by Ann Garrison
On February 10, 2010, BBC World Service spoke to Human Rights Watch's senior researcher Carina Tertsakian about harassment of Rwanda's opposition political parties, in the run-up to Rwanda's August 2010 presidential election, with focus on harassment of the FDU-Inkingi Party and the Democratic Green Party of Rwanda:
Earlier that day, Human Rights Watch had issued a news release titled Rwanda: End Attacks on Opposition Parties, which was reported by the BBC, AFP, Reuters, and Afrique en ligne, but not by the Washington Post, the New York Times, or Africa Online.
Rwanda's Criminal Investigations Divison interrogated Victoire Ingabiré Umuhoza, the presidential candidate of the FDU-Inkingi Party for four hours on the same day that Human Rights issued their news release, and the BBC then interviewed Ingabiré the next day:
In "The power of horror" published in the Los Angeles Times on April 11th, 2009, Human Rights Watch Executive Director Kenneth Roth wrote:
". . . the government essentially runs a one-party state. And ironically, it is the genocide that has provided the government with a cover for repression.
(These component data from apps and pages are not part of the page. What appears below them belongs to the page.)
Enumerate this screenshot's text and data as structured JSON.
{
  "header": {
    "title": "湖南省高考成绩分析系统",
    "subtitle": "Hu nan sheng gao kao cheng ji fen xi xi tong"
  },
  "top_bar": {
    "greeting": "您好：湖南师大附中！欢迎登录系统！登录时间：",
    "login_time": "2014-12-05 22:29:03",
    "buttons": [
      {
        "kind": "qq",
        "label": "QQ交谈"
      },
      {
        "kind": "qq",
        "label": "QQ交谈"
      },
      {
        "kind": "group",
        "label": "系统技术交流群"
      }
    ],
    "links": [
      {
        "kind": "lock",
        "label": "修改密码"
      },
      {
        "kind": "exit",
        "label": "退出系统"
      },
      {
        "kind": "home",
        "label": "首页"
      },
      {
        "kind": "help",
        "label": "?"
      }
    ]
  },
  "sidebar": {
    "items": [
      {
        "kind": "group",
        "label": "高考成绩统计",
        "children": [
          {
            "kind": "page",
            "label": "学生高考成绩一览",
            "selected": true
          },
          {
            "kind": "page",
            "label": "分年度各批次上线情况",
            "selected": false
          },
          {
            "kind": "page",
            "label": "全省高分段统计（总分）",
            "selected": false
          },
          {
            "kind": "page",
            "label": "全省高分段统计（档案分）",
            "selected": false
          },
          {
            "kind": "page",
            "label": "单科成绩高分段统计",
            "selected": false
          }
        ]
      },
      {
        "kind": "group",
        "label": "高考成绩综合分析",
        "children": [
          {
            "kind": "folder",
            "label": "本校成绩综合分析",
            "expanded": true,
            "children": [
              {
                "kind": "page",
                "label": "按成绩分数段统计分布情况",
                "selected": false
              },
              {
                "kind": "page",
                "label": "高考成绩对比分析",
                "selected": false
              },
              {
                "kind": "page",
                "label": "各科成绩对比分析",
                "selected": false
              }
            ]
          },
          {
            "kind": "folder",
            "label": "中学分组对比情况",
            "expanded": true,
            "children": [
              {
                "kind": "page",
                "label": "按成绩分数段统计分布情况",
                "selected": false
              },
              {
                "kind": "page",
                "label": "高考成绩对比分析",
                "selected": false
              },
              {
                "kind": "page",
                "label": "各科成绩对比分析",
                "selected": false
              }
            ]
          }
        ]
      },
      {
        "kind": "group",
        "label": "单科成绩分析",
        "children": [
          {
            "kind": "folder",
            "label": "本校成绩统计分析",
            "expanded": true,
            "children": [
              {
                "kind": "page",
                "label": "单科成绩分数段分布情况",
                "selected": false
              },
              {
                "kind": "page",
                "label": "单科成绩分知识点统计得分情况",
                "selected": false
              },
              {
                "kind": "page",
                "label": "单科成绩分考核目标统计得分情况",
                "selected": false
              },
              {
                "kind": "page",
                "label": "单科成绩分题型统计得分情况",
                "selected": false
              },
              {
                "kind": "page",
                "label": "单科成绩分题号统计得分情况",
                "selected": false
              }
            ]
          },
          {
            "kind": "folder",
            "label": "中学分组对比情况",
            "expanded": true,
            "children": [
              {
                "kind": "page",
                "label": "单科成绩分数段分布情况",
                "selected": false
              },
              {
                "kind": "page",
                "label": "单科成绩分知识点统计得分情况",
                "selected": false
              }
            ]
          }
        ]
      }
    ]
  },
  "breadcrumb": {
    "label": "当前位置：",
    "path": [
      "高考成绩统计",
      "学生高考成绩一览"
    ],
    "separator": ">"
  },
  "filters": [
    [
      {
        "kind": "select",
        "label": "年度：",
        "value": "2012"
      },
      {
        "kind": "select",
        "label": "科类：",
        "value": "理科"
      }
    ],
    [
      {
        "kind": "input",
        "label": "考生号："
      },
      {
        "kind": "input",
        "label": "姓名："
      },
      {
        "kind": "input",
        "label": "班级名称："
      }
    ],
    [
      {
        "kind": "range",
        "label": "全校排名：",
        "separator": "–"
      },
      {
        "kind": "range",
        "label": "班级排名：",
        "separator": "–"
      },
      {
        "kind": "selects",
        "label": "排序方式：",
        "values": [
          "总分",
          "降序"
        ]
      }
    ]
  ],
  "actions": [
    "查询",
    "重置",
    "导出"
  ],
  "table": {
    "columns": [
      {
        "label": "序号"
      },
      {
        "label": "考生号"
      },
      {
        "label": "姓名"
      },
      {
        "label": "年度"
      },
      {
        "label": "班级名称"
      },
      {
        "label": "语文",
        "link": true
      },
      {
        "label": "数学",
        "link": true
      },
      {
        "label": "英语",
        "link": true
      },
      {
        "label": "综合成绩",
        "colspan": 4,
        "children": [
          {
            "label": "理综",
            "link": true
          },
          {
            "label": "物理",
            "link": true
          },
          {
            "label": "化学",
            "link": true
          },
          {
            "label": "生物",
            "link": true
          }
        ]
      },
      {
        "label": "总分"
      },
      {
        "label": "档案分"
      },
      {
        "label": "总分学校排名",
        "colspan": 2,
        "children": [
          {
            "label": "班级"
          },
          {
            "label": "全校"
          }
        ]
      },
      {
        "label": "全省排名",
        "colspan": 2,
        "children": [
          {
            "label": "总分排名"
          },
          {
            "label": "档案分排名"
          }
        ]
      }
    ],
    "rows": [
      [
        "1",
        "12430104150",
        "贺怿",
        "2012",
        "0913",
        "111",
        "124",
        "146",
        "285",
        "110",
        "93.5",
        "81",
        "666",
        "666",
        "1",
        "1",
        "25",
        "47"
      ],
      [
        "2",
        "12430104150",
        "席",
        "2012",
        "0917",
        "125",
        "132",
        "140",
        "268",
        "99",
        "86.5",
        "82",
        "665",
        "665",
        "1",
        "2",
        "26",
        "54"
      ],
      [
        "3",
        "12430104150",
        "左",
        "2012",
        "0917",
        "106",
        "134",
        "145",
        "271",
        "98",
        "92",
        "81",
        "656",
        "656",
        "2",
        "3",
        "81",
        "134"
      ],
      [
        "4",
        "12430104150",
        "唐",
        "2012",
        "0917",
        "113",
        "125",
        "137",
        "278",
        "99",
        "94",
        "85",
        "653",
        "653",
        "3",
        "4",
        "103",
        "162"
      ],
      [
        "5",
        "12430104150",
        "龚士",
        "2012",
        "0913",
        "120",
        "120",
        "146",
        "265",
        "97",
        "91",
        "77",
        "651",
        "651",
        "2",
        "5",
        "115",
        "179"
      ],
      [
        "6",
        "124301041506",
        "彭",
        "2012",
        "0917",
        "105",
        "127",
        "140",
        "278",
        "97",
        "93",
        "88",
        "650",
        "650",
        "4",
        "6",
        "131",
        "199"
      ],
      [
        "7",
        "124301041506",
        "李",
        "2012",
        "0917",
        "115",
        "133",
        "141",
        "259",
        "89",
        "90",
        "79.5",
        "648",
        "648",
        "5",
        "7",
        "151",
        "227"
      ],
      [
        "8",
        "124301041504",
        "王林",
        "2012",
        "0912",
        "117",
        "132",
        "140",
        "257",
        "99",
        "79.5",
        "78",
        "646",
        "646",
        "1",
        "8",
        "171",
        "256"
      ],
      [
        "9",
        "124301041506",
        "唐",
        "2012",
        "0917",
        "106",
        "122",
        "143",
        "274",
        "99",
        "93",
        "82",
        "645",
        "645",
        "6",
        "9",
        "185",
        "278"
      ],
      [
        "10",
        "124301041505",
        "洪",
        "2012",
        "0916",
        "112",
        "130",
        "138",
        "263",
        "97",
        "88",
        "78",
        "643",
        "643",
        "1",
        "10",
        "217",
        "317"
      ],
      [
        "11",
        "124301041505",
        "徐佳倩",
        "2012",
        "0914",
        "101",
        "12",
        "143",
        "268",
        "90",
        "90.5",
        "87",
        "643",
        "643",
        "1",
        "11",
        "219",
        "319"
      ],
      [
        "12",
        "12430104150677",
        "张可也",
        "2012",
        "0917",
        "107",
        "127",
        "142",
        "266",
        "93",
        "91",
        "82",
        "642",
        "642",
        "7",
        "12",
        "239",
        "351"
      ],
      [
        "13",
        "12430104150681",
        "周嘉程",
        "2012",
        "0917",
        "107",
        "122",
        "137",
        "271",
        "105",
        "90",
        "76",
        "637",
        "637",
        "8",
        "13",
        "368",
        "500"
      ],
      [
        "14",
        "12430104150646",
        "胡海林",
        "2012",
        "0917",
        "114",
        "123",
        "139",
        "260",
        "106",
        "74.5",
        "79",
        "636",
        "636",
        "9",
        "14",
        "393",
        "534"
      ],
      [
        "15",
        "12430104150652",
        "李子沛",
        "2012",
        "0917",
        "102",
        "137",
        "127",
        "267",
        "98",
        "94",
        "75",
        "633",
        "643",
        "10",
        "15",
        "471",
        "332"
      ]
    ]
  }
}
Under the guise of preventing another genocide, the government displays a marked intolerance of the most basic forms of dissent."